The entire listing below must be written out word for word.

- - - - -

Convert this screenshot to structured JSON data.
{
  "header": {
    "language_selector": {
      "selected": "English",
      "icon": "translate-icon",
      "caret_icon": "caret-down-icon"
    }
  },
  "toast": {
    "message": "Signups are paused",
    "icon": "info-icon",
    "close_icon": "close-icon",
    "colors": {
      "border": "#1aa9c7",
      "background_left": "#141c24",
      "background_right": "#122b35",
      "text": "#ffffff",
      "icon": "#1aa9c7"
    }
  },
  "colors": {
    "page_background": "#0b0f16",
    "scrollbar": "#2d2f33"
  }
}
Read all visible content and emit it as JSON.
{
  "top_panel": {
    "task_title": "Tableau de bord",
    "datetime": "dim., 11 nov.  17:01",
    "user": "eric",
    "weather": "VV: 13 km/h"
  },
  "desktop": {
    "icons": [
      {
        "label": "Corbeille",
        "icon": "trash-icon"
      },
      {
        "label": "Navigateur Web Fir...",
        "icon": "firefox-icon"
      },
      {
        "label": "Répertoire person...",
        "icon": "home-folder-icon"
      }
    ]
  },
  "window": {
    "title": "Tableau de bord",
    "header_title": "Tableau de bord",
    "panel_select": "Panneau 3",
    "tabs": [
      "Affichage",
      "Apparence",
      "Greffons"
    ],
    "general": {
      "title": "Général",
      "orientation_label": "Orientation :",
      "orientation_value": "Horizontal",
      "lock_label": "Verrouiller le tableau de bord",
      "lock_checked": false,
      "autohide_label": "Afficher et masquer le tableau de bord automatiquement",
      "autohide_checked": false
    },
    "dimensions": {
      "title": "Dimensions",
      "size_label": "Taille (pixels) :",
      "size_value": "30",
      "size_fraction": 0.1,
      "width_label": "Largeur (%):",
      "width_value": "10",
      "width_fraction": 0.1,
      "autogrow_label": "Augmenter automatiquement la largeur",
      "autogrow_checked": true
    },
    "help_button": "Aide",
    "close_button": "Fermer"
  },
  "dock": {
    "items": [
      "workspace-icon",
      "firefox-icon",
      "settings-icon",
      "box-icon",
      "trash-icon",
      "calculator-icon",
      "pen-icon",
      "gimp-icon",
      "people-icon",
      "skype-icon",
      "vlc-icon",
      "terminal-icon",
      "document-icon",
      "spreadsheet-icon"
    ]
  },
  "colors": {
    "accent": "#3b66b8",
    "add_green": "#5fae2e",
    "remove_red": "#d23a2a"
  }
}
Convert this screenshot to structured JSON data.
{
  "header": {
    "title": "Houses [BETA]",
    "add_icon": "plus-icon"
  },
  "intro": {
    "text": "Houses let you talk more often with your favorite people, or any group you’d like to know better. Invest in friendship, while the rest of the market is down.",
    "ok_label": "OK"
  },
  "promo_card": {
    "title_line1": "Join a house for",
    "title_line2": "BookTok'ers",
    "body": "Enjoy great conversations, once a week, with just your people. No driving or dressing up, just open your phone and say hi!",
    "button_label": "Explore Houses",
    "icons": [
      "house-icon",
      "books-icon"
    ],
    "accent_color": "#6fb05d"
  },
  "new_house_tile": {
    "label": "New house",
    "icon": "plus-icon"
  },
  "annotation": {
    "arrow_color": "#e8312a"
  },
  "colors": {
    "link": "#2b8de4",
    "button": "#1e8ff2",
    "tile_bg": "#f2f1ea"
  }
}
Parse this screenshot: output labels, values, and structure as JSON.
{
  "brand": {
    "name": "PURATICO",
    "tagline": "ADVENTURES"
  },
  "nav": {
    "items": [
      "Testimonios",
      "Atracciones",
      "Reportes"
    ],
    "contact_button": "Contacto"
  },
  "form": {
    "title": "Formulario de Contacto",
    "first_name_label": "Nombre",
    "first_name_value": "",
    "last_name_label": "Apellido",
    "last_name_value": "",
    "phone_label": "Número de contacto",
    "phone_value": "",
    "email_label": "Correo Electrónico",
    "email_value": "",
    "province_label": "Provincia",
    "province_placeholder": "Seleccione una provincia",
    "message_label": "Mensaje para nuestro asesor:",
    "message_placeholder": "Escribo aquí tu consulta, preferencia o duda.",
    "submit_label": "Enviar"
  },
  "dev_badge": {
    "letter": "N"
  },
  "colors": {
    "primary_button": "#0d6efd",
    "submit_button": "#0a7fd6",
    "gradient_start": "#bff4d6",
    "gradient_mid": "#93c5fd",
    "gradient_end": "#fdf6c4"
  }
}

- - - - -

SOLVED EXERCISE:
Convert this screenshot to structured JSON data.
{
  "header": {
    "language_selector": {
      "selected": "English",
      "icon": "translate-icon",
      "caret_icon": "caret-down-icon"
    }
  },
  "toast": {
    "message": "Signups are paused",
    "icon": "info-icon",
    "close_icon": "close-icon",
    "colors": {
      "border": "#1aa9c7",
      "background_left": "#141c24",
      "background_right": "#122b35",
      "text": "#ffffff",
      "icon": "#1aa9c7"
    }
  },
  "colors": {
    "page_background": "#0b0f16",
    "scrollbar": "#2d2f33"
  }
}
Read all visible content and emit it as JSON.
{
  "top_panel": {
    "task_title": "Tableau de bord",
    "datetime": "dim., 11 nov.  17:01",
    "user": "eric",
    "weather": "VV: 13 km/h"
  },
  "desktop": {
    "icons": [
      {
        "label": "Corbeille",
        "icon": "trash-icon"
      },
      {
        "label": "Navigateur Web Fir...",
        "icon": "firefox-icon"
      },
      {
        "label": "Répertoire person...",
        "icon": "home-folder-icon"
      }
    ]
  },
  "window": {
    "title": "Tableau de bord",
    "header_title": "Tableau de bord",
    "panel_select": "Panneau 3",
    "tabs": [
      "Affichage",
      "Apparence",
      "Greffons"
    ],
    "general": {
      "title": "Général",
      "orientation_label": "Orientation :",
      "orientation_value": "Horizontal",
      "lock_label": "Verrouiller le tableau de bord",
      "lock_checked": false,
      "autohide_label": "Afficher et masquer le tableau de bord automatiquement",
      "autohide_checked": false
    },
    "dimensions": {
      "title": "Dimensions",
      "size_label": "Taille (pixels) :",
      "size_value": "30",
      "size_fraction": 0.1,
      "width_label": "Largeur (%):",
      "width_value": "10",
      "width_fraction": 0.1,
      "autogrow_label": "Augmenter automatiquement la largeur",
      "autogrow_checked": true
    },
    "help_button": "Aide",
    "close_button": "Fermer"
  },
  "dock": {
    "items": [
      "workspace-icon",
      "firefox-icon",
      "settings-icon",
      "box-icon",
      "trash-icon",
      "calculator-icon",
      "pen-icon",
      "gimp-icon",
      "people-icon",
      "skype-icon",
      "vlc-icon",
      "terminal-icon",
      "document-icon",
      "spreadsheet-icon"
    ]
  },
  "colors": {
    "accent": "#3b66b8",
    "add_green": "#5fae2e",
    "remove_red": "#d23a2a"
  }
}
Convert this screenshot to structured JSON data.
{
  "header": {
    "title": "Houses [BETA]",
    "add_icon": "plus-icon"
  },
  "intro": {
    "text": "Houses let you talk more often with your favorite people, or any group you’d like to know better. Invest in friendship, while the rest of the market is down.",
    "ok_label": "OK"
  },
  "promo_card": {
    "title_line1": "Join a house for",
    "title_line2": "BookTok'ers",
    "body": "Enjoy great conversations, once a week, with just your people. No driving or dressing up, just open your phone and say hi!",
    "button_label": "Explore Houses",
    "icons": [
      "house-icon",
      "books-icon"
    ],
    "accent_color": "#6fb05d"
  },
  "new_house_tile": {
    "label": "New house",
    "icon": "plus-icon"
  },
  "annotation": {
    "arrow_color": "#e8312a"
  },
  "colors": {
    "link": "#2b8de4",
    "button": "#1e8ff2",
    "tile_bg": "#f2f1ea"
  }
}
Parse this screenshot: output labels, values, and structure as JSON.
{
  "brand": {
    "name": "PURATICO",
    "tagline": "ADVENTURES"
  },
  "nav": {
    "items": [
      "Testimonios",
      "Atracciones",
      "Reportes"
    ],
    "contact_button": "Contacto"
  },
  "form": {
    "title": "Formulario de Contacto",
    "first_name_label": "Nombre",
    "first_name_value": "",
    "last_name_label": "Apellido",
    "last_name_value": "",
    "phone_label": "Número de contacto",
    "phone_value": "",
    "email_label": "Correo Electrónico",
    "email_value": "",
    "province_label": "Provincia",
    "province_placeholder": "Seleccione una provincia",
    "message_label": "Mensaje para nuestro asesor:",
    "message_placeholder": "Escribo aquí tu consulta, preferencia o duda.",
    "submit_label": "Enviar"
  },
  "dev_badge": {
    "letter": "N"
  },
  "colors": {
    "primary_button": "#0d6efd",
    "submit_button": "#0a7fd6",
    "gradient_start": "#bff4d6",
    "gradient_mid": "#93c5fd",
    "gradient_end": "#fdf6c4"
  }
}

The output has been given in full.